Director: Ava DuVernay
Starring: David Oyelowo, Carmen Ejoga, Tom Wilkinson, Wendell Pierce, Common, Tim Roth, Stephan James, Andre Holland, Colman Domingo, Lorraine Toussaint, Oprah Winfrey
In their opening monologue for this year’s Golden Globe Awards, hosts Tina Fey and Amy Poehler introduced Selma with a pointed joke: “The movie Selma is about the civil rights movement which totally worked and now everything is fine.” It was a good line. It got a big laugh. But it also perfectly captured why, in 2015, it is hard not to experience Ava DuVernay’s powerful, inspiring and triumphant film without feeling just a tinge of sadness. That sadness comes from the knowledge that half a century on from the Selma march, in a world of Trayvon Martin, Michael Brown and Ferguson, we still have so far to go.
It may seem hard to believe, but Selma is the first time we have seen a theatrically released studio film with Martin Luther King Jr as its protagonist. But Selma is not a biopic as such. Great films will often focus on a specific story in order to illuminate a greater one. As such, DuVernay does not attempt to tell the entirety of Dr King’s story. We don’t see the Montgomery Bus Boycott, the Birmingham campaign or the “I have a dream” speech. Instead, the film focuses in on the 1965 campaign by King and the Southern Christian Leadership Conference to protest the disenfranchisement of black voters in Alabama. Selma was a town with a 50% African American population, but less than 2% of them were registered to vote. While blacks were legally entitled to vote, there were systematic barriers put in place to prevent them from exercising that right. The campaign would culminate in a five day march from Selma to the state capitol, Montgomery. It is one story that is reflective of the whole.
Selma is not interested in deifying King. DuVernay treats him like a man. The film’s opening scene is a tender moment between King and his wife, Coretta, before he receives the 1964 Nobel Peace Prize. We watch him going over his speech and struggling with his tie, and it humanises him.

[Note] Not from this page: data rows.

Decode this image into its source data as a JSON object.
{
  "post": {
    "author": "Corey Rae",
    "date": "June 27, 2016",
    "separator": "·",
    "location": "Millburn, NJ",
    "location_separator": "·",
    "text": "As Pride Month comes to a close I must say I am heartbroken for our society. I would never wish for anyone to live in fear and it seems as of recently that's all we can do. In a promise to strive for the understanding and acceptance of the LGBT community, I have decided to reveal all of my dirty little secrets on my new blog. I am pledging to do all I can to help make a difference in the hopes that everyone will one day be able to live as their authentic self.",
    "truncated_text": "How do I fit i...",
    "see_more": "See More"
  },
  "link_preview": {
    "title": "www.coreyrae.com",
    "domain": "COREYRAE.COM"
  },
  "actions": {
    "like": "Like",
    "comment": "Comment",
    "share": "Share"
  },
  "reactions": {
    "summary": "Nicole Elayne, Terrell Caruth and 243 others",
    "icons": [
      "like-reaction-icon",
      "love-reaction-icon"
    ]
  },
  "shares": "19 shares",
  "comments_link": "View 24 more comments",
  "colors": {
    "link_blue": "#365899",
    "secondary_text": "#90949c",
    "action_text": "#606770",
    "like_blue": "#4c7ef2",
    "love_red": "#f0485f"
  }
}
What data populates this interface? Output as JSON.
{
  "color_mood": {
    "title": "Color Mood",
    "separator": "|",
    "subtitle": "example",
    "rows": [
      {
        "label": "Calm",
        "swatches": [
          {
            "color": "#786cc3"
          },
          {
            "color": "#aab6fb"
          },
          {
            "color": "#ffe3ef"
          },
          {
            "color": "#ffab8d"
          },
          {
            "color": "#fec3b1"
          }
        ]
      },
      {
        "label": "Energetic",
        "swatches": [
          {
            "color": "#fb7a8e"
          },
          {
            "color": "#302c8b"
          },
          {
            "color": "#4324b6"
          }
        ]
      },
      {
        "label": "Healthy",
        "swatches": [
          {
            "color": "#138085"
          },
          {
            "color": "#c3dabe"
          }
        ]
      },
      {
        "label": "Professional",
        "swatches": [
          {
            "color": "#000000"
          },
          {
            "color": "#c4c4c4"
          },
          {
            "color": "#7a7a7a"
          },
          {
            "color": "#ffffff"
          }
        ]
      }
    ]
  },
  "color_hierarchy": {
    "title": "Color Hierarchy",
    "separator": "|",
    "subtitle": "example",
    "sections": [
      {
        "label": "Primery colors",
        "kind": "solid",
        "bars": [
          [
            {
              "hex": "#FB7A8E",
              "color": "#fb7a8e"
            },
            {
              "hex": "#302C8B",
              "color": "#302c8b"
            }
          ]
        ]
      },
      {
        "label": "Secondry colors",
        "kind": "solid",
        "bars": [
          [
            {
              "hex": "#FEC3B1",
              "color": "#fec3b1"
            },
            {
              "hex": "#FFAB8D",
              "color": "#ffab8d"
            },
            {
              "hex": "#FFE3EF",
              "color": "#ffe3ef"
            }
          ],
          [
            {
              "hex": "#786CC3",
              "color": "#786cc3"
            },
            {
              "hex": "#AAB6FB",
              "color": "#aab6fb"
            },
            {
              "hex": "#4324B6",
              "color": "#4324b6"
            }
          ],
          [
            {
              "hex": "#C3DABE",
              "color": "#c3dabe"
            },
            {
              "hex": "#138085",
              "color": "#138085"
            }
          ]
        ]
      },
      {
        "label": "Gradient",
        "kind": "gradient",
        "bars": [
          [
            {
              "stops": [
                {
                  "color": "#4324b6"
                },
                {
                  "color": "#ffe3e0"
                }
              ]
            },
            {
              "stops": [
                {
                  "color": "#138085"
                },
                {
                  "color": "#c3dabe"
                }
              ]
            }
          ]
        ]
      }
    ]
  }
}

As the film progresses we see the pressure and self-doubt that a man in his position inevitably felt. Similarly, the film does not sugarcoat his story. While not making it a major plot point, Selma touches on King’s infidelity. British actor David Oyelowo delivers an outstanding performance as the civil rights leader, both in the quiet, introspective moments and when King is in his element, in the public eye and in the pulpit. Oyelowo successfully captures King’s oratory style and cadence, and these orations retain their power despite the fact that DuVernay had to rewrite them due to the prohibitively expensive costs associated with using the actual texts, which the King family retain copyright on.
As well as capturing the essence of the man, Selma succeeds in communicating the logic and effectiveness of his methods. The film is a powerful reminder to the present day of the importance of non-violence. It shows us the power of non-violence in the face of aggression. It reminds us of the futility of using violence to overcome injustice. It also gives us insight into the strategic mind of King, particularly his manipulation of the media. Part of the attractiveness of bringing the SCLC to Selma was its potential for theatrics, and in turn, media coverage. You have to position yourself to be heard. King tells his people only way to get the President’s attention is to be on the front page of every newspaper and on every nightly news bulletin, and to do that requires drama. When the first attempt at the march ended in a confrontation with Selma Police on Edmund Pettus Bridge, the video footage of what came to be known as ‘Bloody Sunday,’ showing white police beating unarmed and non-retaliatory black men and women, young and old, was beamed into households across the country and played a major role in garnering widespread support for the movement.
DuVernay also de-mythologises the civil rights movement. Selma shows them to be a highly dedicated but divided and combustible collection of people who share similar goals but believe in different approaches. Upon their arrival in Selma, King and his SCLC companions are confronted by members of SNCC, the Student Nonviolent Coordinating Committee. These young men believe in a less confrontational approach than the SCLC and have already been working at a grass roots level for change in Selma. Likewise we see Malcolm X, who appears as a peripheral character in one very interesting scene, but represents a more militant approach.
Selma is on a much larger, more epic scale, than any of DuVernay’s previous films. Yet while handling this larger canvas with seeming ease, she manages to retain the intimacy of a smaller film. She brings a humanity and honesty to her characters and an immediacy to the events which prevents the film from feeling like a history lesson. Being a black woman, DuVernay also brings a different gaze and perspective to the film as its director. As such, Selma brings us different characters. Not only do we have black characters with real agency, we also have active female characters and active elderly characters, three groups that usually lack agency in mainstream cinema.
Much has been made of the supposed “snubbing” of this film by the Academy, with a number of high profile voices speaking out. No doubt Oyelowo and DuVernay would have looked right at home in their respective categories, but I’m also not convinced that there is anyone in those fields who doesn’t deserve to be there. Regardless, the ultimate importance of this film and the reason that it will endure as a document will have little to do with awards and statues. Selma is more than that.
Review by Duncan McLean
Have you seen Selma? Leave a comment and let us know what you thought?